**** Records provided ****

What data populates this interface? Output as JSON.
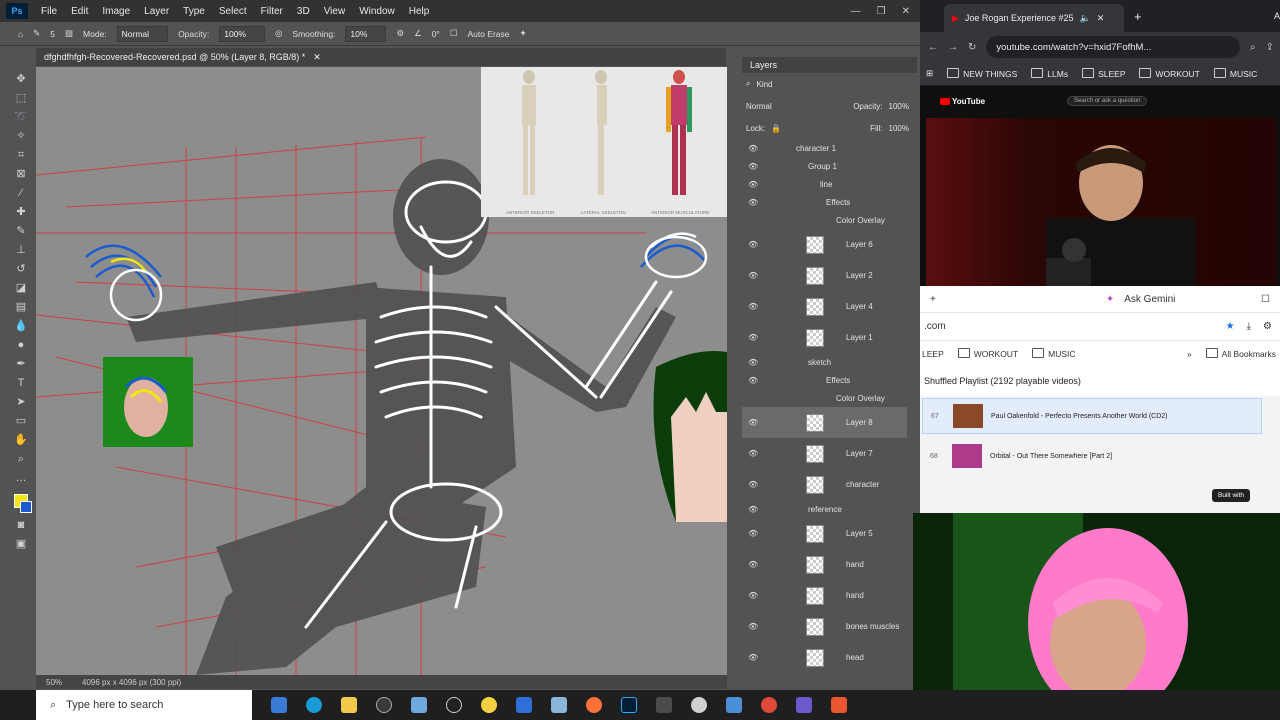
{
  "photoshop": {
    "logo": "Ps",
    "menu": [
      "File",
      "Edit",
      "Image",
      "Layer",
      "Type",
      "Select",
      "Filter",
      "3D",
      "View",
      "Window",
      "Help"
    ],
    "options": {
      "mode_label": "Mode:",
      "mode_value": "Normal",
      "opacity_label": "Opacity:",
      "opacity_value": "100%",
      "smoothing_label": "Smoothing:",
      "smoothing_value": "10%",
      "angle_value": "0°",
      "auto_erase": "Auto Erase",
      "brush_size": "5"
    },
    "document_tab": "dfghdfhfgh-Recovered-Recovered.psd @ 50% (Layer 8, RGB/8) *",
    "status": {
      "zoom": "50%",
      "doc_size": "4096 px x 4096 px (300 ppi)"
    },
    "reference_labels": [
      "ANTERIOR SKELETON",
      "LATERAL SKELETON",
      "ANTERIOR MUSCULATURE"
    ],
    "colors": {
      "foreground": "#f2e614",
      "background": "#1a5ccf",
      "guide_red": "#d9333a"
    },
    "layers_panel": {
      "title": "Layers",
      "filter_kind": "Kind",
      "blend_mode": "Normal",
      "opacity_label": "Opacity:",
      "opacity_value": "100%",
      "lock_label": "Lock:",
      "fill_label": "Fill:",
      "fill_value": "100%",
      "layers": [
        {
          "name": "character 1",
          "type": "group"
        },
        {
          "name": "Group 1",
          "type": "group"
        },
        {
          "name": "line",
          "type": "group"
        },
        {
          "name": "Effects",
          "type": "effects"
        },
        {
          "name": "Color Overlay",
          "type": "effect"
        },
        {
          "name": "Layer 6",
          "type": "layer"
        },
        {
          "name": "Layer 2",
          "type": "layer"
        },
        {
          "name": "Layer 4",
          "type": "layer"
        },
        {
          "name": "Layer 1",
          "type": "layer"
        },
        {
          "name": "sketch",
          "type": "group"
        },
        {
          "name": "Effects",
          "type": "effects"
        },
        {
          "name": "Color Overlay",
          "type": "effect"
        },
        {
          "name": "Layer 8",
          "type": "layer",
          "selected": true
        },
        {
          "name": "Layer 7",
          "type": "layer"
        },
        {
          "name": "character",
          "type": "layer"
        },
        {
          "name": "reference",
          "type": "group"
        },
        {
          "name": "Layer 5",
          "type": "layer"
        },
        {
          "name": "hand",
          "type": "layer"
        },
        {
          "name": "hand",
          "type": "layer"
        },
        {
          "name": "bones muscles",
          "type": "layer"
        },
        {
          "name": "head",
          "type": "layer"
        }
      ]
    }
  },
  "chrome": {
    "tab_title": "Joe Rogan Experience #25",
    "tab2_title": "A",
    "url": "youtube.com/watch?v=hxid7FofhM...",
    "bookmarks": [
      "NEW THINGS",
      "LLMs",
      "SLEEP",
      "WORKOUT",
      "MUSIC"
    ],
    "youtube_logo": "YouTube",
    "search_placeholder": "Search or ask a question"
  },
  "gemini_window": {
    "tab_label": "Ask Gemini",
    "url": ".com",
    "bookmarks": [
      "LEEP",
      "WORKOUT",
      "MUSIC",
      "All Bookmarks"
    ],
    "playlist_title": "Shuffled Playlist (2192 playable videos)",
    "tracks": [
      {
        "num": "67",
        "title": "Paul Oakenfold - Perfecto Presents Another World (CD2)"
      },
      {
        "num": "68",
        "title": "Orbital - Out There Somewhere [Part 2]"
      }
    ],
    "built_with": "Built with"
  },
  "taskbar": {
    "search_placeholder": "Type here to search"
  }
}
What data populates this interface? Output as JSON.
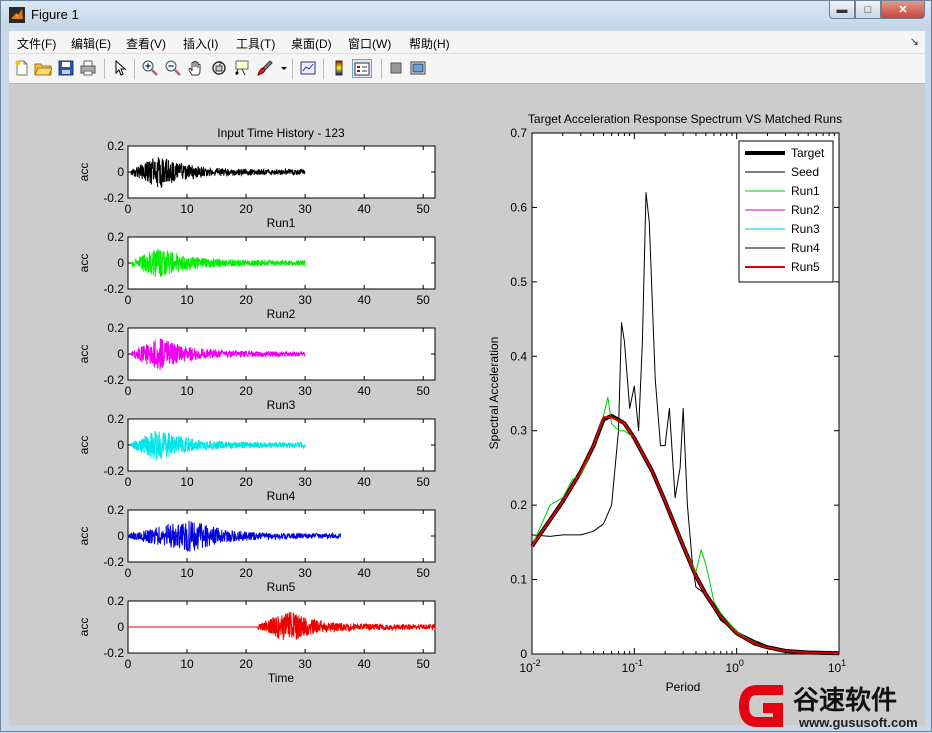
{
  "window": {
    "title": "Figure 1",
    "min": "▬",
    "max": "□",
    "close": "✕"
  },
  "menu": [
    "文件(F)",
    "编辑(E)",
    "查看(V)",
    "插入(I)",
    "工具(T)",
    "桌面(D)",
    "窗口(W)",
    "帮助(H)"
  ],
  "menu_overflow": "↘",
  "toolbar": [
    "new-file-icon",
    "open-folder-icon",
    "save-icon",
    "print-icon",
    "arrow-pointer-icon",
    "zoom-in-icon",
    "zoom-out-icon",
    "pan-hand-icon",
    "rotate-3d-icon",
    "data-cursor-icon",
    "brush-icon",
    "brush-dropdown-icon",
    "link-plot-icon",
    "colorbar-icon",
    "legend-icon",
    "hide-plot-tools-icon",
    "show-plot-tools-icon"
  ],
  "left_panel": {
    "title": "Input Time History - 123",
    "ylabel": "acc",
    "yticks": [
      "0.2",
      "0",
      "-0.2"
    ],
    "xticks": [
      "0",
      "10",
      "20",
      "30",
      "40",
      "50"
    ],
    "subplots": [
      {
        "caption": "Run1",
        "color": "#000000"
      },
      {
        "caption": "Run2",
        "color": "#00ee00"
      },
      {
        "caption": "Run3",
        "color": "#ee00ee"
      },
      {
        "caption": "Run4",
        "color": "#00e6e6"
      },
      {
        "caption": "Run5",
        "color": "#0000dd"
      },
      {
        "caption": "Time",
        "color": "#ee0000"
      }
    ]
  },
  "chart_data": {
    "type": "line",
    "title": "Target Acceleration Response Spectrum VS Matched Runs",
    "xlabel": "Period",
    "ylabel": "Spectral Acceleration",
    "xscale": "log",
    "xlim": [
      0.01,
      10
    ],
    "ylim": [
      0,
      0.7
    ],
    "xticks": [
      {
        "base": "10",
        "exp": "-2"
      },
      {
        "base": "10",
        "exp": "-1"
      },
      {
        "base": "10",
        "exp": "0"
      },
      {
        "base": "10",
        "exp": "1"
      }
    ],
    "yticks": [
      "0",
      "0.1",
      "0.2",
      "0.3",
      "0.4",
      "0.5",
      "0.6",
      "0.7"
    ],
    "legend_position": "top-right",
    "series": [
      {
        "name": "Target",
        "color": "#000000",
        "x": [
          0.01,
          0.015,
          0.02,
          0.03,
          0.04,
          0.05,
          0.06,
          0.08,
          0.1,
          0.15,
          0.2,
          0.3,
          0.4,
          0.5,
          0.7,
          1,
          1.5,
          2,
          3,
          5,
          10
        ],
        "y": [
          0.145,
          0.18,
          0.205,
          0.245,
          0.28,
          0.315,
          0.32,
          0.31,
          0.29,
          0.245,
          0.205,
          0.145,
          0.105,
          0.08,
          0.05,
          0.028,
          0.014,
          0.009,
          0.004,
          0.002,
          0.001
        ]
      },
      {
        "name": "Seed",
        "color": "#000000",
        "x": [
          0.01,
          0.015,
          0.02,
          0.03,
          0.04,
          0.05,
          0.06,
          0.07,
          0.075,
          0.08,
          0.09,
          0.1,
          0.11,
          0.12,
          0.13,
          0.14,
          0.16,
          0.18,
          0.2,
          0.22,
          0.25,
          0.28,
          0.3,
          0.33,
          0.37,
          0.4,
          0.5,
          0.6,
          0.7,
          1,
          1.5,
          2,
          3,
          5,
          10
        ],
        "y": [
          0.16,
          0.158,
          0.16,
          0.16,
          0.165,
          0.175,
          0.2,
          0.3,
          0.445,
          0.42,
          0.33,
          0.36,
          0.3,
          0.42,
          0.62,
          0.58,
          0.37,
          0.28,
          0.28,
          0.33,
          0.21,
          0.25,
          0.33,
          0.2,
          0.12,
          0.09,
          0.08,
          0.06,
          0.045,
          0.03,
          0.018,
          0.011,
          0.006,
          0.003,
          0.001
        ]
      },
      {
        "name": "Run1",
        "color": "#00cc00",
        "x": [
          0.01,
          0.015,
          0.02,
          0.025,
          0.03,
          0.04,
          0.05,
          0.055,
          0.06,
          0.07,
          0.08,
          0.1,
          0.15,
          0.2,
          0.3,
          0.4,
          0.45,
          0.5,
          0.55,
          0.6,
          0.7,
          1,
          1.5,
          2,
          3,
          5,
          10
        ],
        "y": [
          0.145,
          0.2,
          0.21,
          0.235,
          0.24,
          0.28,
          0.32,
          0.345,
          0.31,
          0.3,
          0.3,
          0.29,
          0.245,
          0.205,
          0.145,
          0.11,
          0.14,
          0.12,
          0.095,
          0.07,
          0.055,
          0.03,
          0.015,
          0.009,
          0.004,
          0.002,
          0.001
        ]
      },
      {
        "name": "Run2",
        "color": "#cc00cc",
        "x": [
          0.01,
          0.015,
          0.02,
          0.03,
          0.04,
          0.05,
          0.06,
          0.08,
          0.1,
          0.15,
          0.2,
          0.3,
          0.4,
          0.5,
          0.7,
          1,
          1.5,
          2,
          3,
          5,
          10
        ],
        "y": [
          0.145,
          0.18,
          0.205,
          0.245,
          0.28,
          0.315,
          0.32,
          0.31,
          0.29,
          0.245,
          0.205,
          0.145,
          0.105,
          0.08,
          0.05,
          0.028,
          0.014,
          0.009,
          0.004,
          0.002,
          0.001
        ]
      },
      {
        "name": "Run3",
        "color": "#00cccc",
        "x": [
          0.01,
          0.015,
          0.02,
          0.03,
          0.04,
          0.05,
          0.06,
          0.08,
          0.1,
          0.15,
          0.2,
          0.3,
          0.4,
          0.5,
          0.7,
          1,
          1.5,
          2,
          3,
          5,
          10
        ],
        "y": [
          0.145,
          0.18,
          0.205,
          0.245,
          0.28,
          0.315,
          0.32,
          0.31,
          0.29,
          0.245,
          0.205,
          0.145,
          0.105,
          0.08,
          0.05,
          0.028,
          0.014,
          0.009,
          0.004,
          0.002,
          0.001
        ]
      },
      {
        "name": "Run4",
        "color": "#000000",
        "x": [
          0.01,
          0.015,
          0.02,
          0.03,
          0.04,
          0.05,
          0.06,
          0.08,
          0.1,
          0.15,
          0.2,
          0.3,
          0.4,
          0.5,
          0.7,
          1,
          1.5,
          2,
          3,
          5,
          10
        ],
        "y": [
          0.145,
          0.18,
          0.205,
          0.245,
          0.28,
          0.315,
          0.32,
          0.31,
          0.29,
          0.245,
          0.205,
          0.145,
          0.105,
          0.08,
          0.05,
          0.028,
          0.014,
          0.009,
          0.004,
          0.002,
          0.001
        ]
      },
      {
        "name": "Run5",
        "color": "#dd0000",
        "x": [
          0.01,
          0.015,
          0.02,
          0.03,
          0.04,
          0.05,
          0.06,
          0.08,
          0.1,
          0.15,
          0.2,
          0.3,
          0.4,
          0.5,
          0.7,
          1,
          1.5,
          2,
          3,
          5,
          10
        ],
        "y": [
          0.145,
          0.18,
          0.205,
          0.245,
          0.28,
          0.318,
          0.318,
          0.31,
          0.29,
          0.245,
          0.205,
          0.145,
          0.105,
          0.08,
          0.05,
          0.028,
          0.014,
          0.009,
          0.004,
          0.002,
          0.001
        ]
      }
    ]
  },
  "watermark": {
    "brand": "谷速软件",
    "url": "www.gususoft.com"
  }
}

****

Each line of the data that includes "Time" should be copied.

    "title": "Input Time History - 123",
        "caption": "Time",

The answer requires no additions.